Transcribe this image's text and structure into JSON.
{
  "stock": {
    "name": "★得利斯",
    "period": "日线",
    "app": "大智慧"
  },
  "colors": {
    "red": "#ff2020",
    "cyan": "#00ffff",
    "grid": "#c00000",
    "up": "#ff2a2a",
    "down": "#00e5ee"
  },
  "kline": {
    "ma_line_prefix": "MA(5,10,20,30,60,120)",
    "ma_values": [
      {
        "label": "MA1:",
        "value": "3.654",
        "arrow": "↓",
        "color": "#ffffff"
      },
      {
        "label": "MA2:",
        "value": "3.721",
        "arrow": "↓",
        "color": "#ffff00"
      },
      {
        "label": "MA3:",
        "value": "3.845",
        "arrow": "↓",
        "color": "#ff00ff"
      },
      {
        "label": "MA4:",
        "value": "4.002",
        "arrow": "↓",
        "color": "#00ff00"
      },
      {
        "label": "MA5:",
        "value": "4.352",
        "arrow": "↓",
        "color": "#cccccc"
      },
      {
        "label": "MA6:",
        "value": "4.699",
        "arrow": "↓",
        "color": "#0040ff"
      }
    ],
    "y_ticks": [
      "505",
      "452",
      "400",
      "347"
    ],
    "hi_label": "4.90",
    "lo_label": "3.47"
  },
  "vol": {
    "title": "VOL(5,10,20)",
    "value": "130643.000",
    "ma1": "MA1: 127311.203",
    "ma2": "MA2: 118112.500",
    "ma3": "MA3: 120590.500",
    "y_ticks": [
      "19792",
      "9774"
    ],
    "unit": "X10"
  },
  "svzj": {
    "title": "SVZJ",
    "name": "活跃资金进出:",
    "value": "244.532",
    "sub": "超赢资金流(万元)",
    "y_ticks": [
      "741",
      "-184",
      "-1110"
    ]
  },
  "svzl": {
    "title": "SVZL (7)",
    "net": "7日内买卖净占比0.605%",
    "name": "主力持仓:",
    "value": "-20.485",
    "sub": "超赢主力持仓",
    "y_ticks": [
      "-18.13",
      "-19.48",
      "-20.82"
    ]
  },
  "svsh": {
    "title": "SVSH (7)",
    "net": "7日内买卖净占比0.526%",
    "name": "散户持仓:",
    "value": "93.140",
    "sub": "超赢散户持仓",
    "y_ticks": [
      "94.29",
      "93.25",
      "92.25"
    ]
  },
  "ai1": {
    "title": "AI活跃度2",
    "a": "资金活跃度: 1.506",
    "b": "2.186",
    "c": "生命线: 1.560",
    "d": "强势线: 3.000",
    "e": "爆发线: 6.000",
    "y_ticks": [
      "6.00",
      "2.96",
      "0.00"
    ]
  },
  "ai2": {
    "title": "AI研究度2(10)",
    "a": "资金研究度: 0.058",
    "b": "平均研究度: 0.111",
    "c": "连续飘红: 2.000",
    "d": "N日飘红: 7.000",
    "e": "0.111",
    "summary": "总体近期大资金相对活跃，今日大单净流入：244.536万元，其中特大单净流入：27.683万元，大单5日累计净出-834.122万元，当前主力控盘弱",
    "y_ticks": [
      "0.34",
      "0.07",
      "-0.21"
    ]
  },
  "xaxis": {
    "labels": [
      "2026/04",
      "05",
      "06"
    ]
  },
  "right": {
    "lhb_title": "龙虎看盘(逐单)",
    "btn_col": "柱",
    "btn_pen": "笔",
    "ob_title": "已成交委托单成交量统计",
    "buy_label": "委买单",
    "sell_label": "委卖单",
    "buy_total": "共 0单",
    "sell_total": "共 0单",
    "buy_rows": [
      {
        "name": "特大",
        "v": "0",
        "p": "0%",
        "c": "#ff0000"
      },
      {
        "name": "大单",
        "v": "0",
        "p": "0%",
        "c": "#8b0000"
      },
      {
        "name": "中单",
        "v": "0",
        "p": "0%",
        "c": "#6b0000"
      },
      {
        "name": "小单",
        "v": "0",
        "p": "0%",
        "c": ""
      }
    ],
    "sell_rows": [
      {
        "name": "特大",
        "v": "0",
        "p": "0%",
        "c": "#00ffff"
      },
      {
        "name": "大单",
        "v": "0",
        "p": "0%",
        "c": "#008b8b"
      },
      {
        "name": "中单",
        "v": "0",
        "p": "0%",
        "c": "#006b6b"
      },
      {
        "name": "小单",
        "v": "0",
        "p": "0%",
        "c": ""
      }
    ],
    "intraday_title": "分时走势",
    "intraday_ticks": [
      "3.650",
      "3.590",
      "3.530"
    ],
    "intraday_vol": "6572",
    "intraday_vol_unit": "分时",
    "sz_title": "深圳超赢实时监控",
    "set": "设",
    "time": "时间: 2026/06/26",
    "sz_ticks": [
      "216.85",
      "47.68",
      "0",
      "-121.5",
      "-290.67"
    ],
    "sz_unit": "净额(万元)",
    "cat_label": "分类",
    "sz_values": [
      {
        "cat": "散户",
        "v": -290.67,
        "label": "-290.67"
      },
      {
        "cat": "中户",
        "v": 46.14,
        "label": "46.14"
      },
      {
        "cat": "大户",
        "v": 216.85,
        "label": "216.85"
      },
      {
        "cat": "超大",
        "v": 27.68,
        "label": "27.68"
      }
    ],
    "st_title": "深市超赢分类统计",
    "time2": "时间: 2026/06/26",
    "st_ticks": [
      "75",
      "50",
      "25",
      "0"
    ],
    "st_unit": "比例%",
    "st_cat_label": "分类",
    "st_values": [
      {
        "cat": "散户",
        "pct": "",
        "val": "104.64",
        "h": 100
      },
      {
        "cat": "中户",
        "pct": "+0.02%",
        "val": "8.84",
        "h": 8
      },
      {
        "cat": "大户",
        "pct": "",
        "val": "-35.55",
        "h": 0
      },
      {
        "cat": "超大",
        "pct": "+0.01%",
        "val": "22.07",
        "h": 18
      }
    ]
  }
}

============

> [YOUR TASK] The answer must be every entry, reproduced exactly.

> [RESPONSE FOR THIS EXERCISE]
Transcribe this image's text and structure into JSON.
{
  "stock": {
    "name": "★得利斯",
    "period": "日线",
    "app": "大智慧"
  },
  "colors": {
    "red": "#ff2020",
    "cyan": "#00ffff",
    "grid": "#c00000",
    "up": "#ff2a2a",
    "down": "#00e5ee"
  },
  "kline": {
    "ma_line_prefix": "MA(5,10,20,30,60,120)",
    "ma_values": [
      {
        "label": "MA1:",
        "value": "3.654",
        "arrow": "↓",
        "color": "#ffffff"
      },
      {
        "label": "MA2:",
        "value": "3.721",
        "arrow": "↓",
        "color": "#ffff00"
      },
      {
        "label": "MA3:",
        "value": "3.845",
        "arrow": "↓",
        "color": "#ff00ff"
      },
      {
        "label": "MA4:",
        "value": "4.002",
        "arrow": "↓",
        "color": "#00ff00"
      },
      {
        "label": "MA5:",
        "value": "4.352",
        "arrow": "↓",
        "color": "#cccccc"
      },
      {
        "label": "MA6:",
        "value": "4.699",
        "arrow": "↓",
        "color": "#0040ff"
      }
    ],
    "y_ticks": [
      "505",
      "452",
      "400",
      "347"
    ],
    "hi_label": "4.90",
    "lo_label": "3.47"
  },
  "vol": {
    "title": "VOL(5,10,20)",
    "value": "130643.000",
    "ma1": "MA1: 127311.203",
    "ma2": "MA2: 118112.500",
    "ma3": "MA3: 120590.500",
    "y_ticks": [
      "19792",
      "9774"
    ],
    "unit": "X10"
  },
  "svzj": {
    "title": "SVZJ",
    "name": "活跃资金进出:",
    "value": "244.532",
    "sub": "超赢资金流(万元)",
    "y_ticks": [
      "741",
      "-184",
      "-1110"
    ]
  },
  "svzl": {
    "title": "SVZL (7)",
    "net": "7日内买卖净占比0.605%",
    "name": "主力持仓:",
    "value": "-20.485",
    "sub": "超赢主力持仓",
    "y_ticks": [
      "-18.13",
      "-19.48",
      "-20.82"
    ]
  },
  "svsh": {
    "title": "SVSH (7)",
    "net": "7日内买卖净占比0.526%",
    "name": "散户持仓:",
    "value": "93.140",
    "sub": "超赢散户持仓",
    "y_ticks": [
      "94.29",
      "93.25",
      "92.25"
    ]
  },
  "ai1": {
    "title": "AI活跃度2",
    "a": "资金活跃度: 1.506",
    "b": "2.186",
    "c": "生命线: 1.560",
    "d": "强势线: 3.000",
    "e": "爆发线: 6.000",
    "y_ticks": [
      "6.00",
      "2.96",
      "0.00"
    ]
  },
  "ai2": {
    "title": "AI研究度2(10)",
    "a": "资金研究度: 0.058",
    "b": "平均研究度: 0.111",
    "c": "连续飘红: 2.000",
    "d": "N日飘红: 7.000",
    "e": "0.111",
    "summary": "总体近期大资金相对活跃，今日大单净流入：244.536万元，其中特大单净流入：27.683万元，大单5日累计净出-834.122万元，当前主力控盘弱",
    "y_ticks": [
      "0.34",
      "0.07",
      "-0.21"
    ]
  },
  "xaxis": {
    "labels": [
      "2026/04",
      "05",
      "06"
    ]
  },
  "right": {
    "lhb_title": "龙虎看盘(逐单)",
    "btn_col": "柱",
    "btn_pen": "笔",
    "ob_title": "已成交委托单成交量统计",
    "buy_label": "委买单",
    "sell_label": "委卖单",
    "buy_total": "共 0单",
    "sell_total": "共 0单",
    "buy_rows": [
      {
        "name": "特大",
        "v": "0",
        "p": "0%",
        "c": "#ff0000"
      },
      {
        "name": "大单",
        "v": "0",
        "p": "0%",
        "c": "#8b0000"
      },
      {
        "name": "中单",
        "v": "0",
        "p": "0%",
        "c": "#6b0000"
      },
      {
        "name": "小单",
        "v": "0",
        "p": "0%",
        "c": ""
      }
    ],
    "sell_rows": [
      {
        "name": "特大",
        "v": "0",
        "p": "0%",
        "c": "#00ffff"
      },
      {
        "name": "大单",
        "v": "0",
        "p": "0%",
        "c": "#008b8b"
      },
      {
        "name": "中单",
        "v": "0",
        "p": "0%",
        "c": "#006b6b"
      },
      {
        "name": "小单",
        "v": "0",
        "p": "0%",
        "c": ""
      }
    ],
    "intraday_title": "分时走势",
    "intraday_ticks": [
      "3.650",
      "3.590",
      "3.530"
    ],
    "intraday_vol": "6572",
    "intraday_vol_unit": "分时",
    "sz_title": "深圳超赢实时监控",
    "set": "设",
    "time": "时间: 2026/06/26",
    "sz_ticks": [
      "216.85",
      "47.68",
      "0",
      "-121.5",
      "-290.67"
    ],
    "sz_unit": "净额(万元)",
    "cat_label": "分类",
    "sz_values": [
      {
        "cat": "散户",
        "v": -290.67,
        "label": "-290.67"
      },
      {
        "cat": "中户",
        "v": 46.14,
        "label": "46.14"
      },
      {
        "cat": "大户",
        "v": 216.85,
        "label": "216.85"
      },
      {
        "cat": "超大",
        "v": 27.68,
        "label": "27.68"
      }
    ],
    "st_title": "深市超赢分类统计",
    "time2": "时间: 2026/06/26",
    "st_ticks": [
      "75",
      "50",
      "25",
      "0"
    ],
    "st_unit": "比例%",
    "st_cat_label": "分类",
    "st_values": [
      {
        "cat": "散户",
        "pct": "",
        "val": "104.64",
        "h": 100
      },
      {
        "cat": "中户",
        "pct": "+0.02%",
        "val": "8.84",
        "h": 8
      },
      {
        "cat": "大户",
        "pct": "",
        "val": "-35.55",
        "h": 0
      },
      {
        "cat": "超大",
        "pct": "+0.01%",
        "val": "22.07",
        "h": 18
      }
    ]
  }
}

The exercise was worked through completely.